Work item :: Copy every line in the listing that contains "Windows".
_ _ _ _ _
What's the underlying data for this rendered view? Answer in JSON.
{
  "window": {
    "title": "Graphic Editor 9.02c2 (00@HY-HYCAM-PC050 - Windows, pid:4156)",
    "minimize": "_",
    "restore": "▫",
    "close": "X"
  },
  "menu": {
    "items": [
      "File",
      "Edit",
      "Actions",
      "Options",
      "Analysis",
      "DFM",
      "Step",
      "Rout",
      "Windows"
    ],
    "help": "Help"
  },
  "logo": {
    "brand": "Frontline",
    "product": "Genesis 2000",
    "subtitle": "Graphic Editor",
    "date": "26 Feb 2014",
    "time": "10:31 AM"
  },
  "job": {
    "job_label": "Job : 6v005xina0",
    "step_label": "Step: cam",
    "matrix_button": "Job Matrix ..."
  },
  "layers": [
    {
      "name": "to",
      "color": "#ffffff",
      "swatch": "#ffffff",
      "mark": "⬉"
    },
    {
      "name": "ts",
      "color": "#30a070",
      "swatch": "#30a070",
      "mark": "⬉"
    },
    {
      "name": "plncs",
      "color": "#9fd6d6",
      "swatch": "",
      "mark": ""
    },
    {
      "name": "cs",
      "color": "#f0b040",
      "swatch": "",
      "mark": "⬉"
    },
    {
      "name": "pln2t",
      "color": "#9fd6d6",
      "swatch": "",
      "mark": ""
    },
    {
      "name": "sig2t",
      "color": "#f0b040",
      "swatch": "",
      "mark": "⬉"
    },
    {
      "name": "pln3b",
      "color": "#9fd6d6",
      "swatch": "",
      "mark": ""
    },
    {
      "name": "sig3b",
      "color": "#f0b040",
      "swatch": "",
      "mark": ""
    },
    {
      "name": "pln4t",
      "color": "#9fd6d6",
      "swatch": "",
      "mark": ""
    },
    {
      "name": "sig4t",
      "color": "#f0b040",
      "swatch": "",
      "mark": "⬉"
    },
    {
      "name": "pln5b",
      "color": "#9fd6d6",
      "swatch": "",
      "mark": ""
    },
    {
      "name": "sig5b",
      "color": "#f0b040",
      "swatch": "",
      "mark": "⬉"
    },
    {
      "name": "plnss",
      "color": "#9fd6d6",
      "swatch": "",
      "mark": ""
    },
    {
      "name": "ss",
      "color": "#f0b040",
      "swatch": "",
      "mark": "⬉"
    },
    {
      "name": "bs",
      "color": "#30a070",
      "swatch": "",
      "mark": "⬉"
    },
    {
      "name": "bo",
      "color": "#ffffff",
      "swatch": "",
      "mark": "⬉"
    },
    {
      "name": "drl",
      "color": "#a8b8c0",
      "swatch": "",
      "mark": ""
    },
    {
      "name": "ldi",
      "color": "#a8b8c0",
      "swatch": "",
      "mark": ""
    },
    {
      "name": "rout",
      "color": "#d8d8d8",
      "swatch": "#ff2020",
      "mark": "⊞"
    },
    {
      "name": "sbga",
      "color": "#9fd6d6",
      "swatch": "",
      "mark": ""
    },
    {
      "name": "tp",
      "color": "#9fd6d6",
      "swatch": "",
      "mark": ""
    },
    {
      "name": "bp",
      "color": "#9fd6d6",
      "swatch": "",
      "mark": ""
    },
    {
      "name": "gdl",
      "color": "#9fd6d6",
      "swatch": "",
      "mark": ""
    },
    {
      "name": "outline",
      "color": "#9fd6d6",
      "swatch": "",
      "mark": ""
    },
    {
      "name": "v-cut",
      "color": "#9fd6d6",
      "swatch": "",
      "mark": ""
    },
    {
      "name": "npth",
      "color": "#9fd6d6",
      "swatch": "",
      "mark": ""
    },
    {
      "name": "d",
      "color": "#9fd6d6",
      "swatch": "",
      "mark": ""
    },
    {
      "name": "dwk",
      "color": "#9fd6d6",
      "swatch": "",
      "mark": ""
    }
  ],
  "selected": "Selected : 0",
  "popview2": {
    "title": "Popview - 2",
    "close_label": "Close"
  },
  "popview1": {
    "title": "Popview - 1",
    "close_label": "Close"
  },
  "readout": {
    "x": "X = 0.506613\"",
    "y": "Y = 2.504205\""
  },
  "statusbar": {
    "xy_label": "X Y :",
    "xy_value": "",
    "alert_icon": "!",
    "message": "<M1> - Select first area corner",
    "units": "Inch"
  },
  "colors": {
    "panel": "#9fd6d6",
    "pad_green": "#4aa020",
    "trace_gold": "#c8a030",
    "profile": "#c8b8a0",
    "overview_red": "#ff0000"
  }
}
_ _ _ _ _
Answer below ::
    "title": "Graphic Editor 9.02c2 (00@HY-HYCAM-PC050 - Windows, pid:4156)",
      "Windows"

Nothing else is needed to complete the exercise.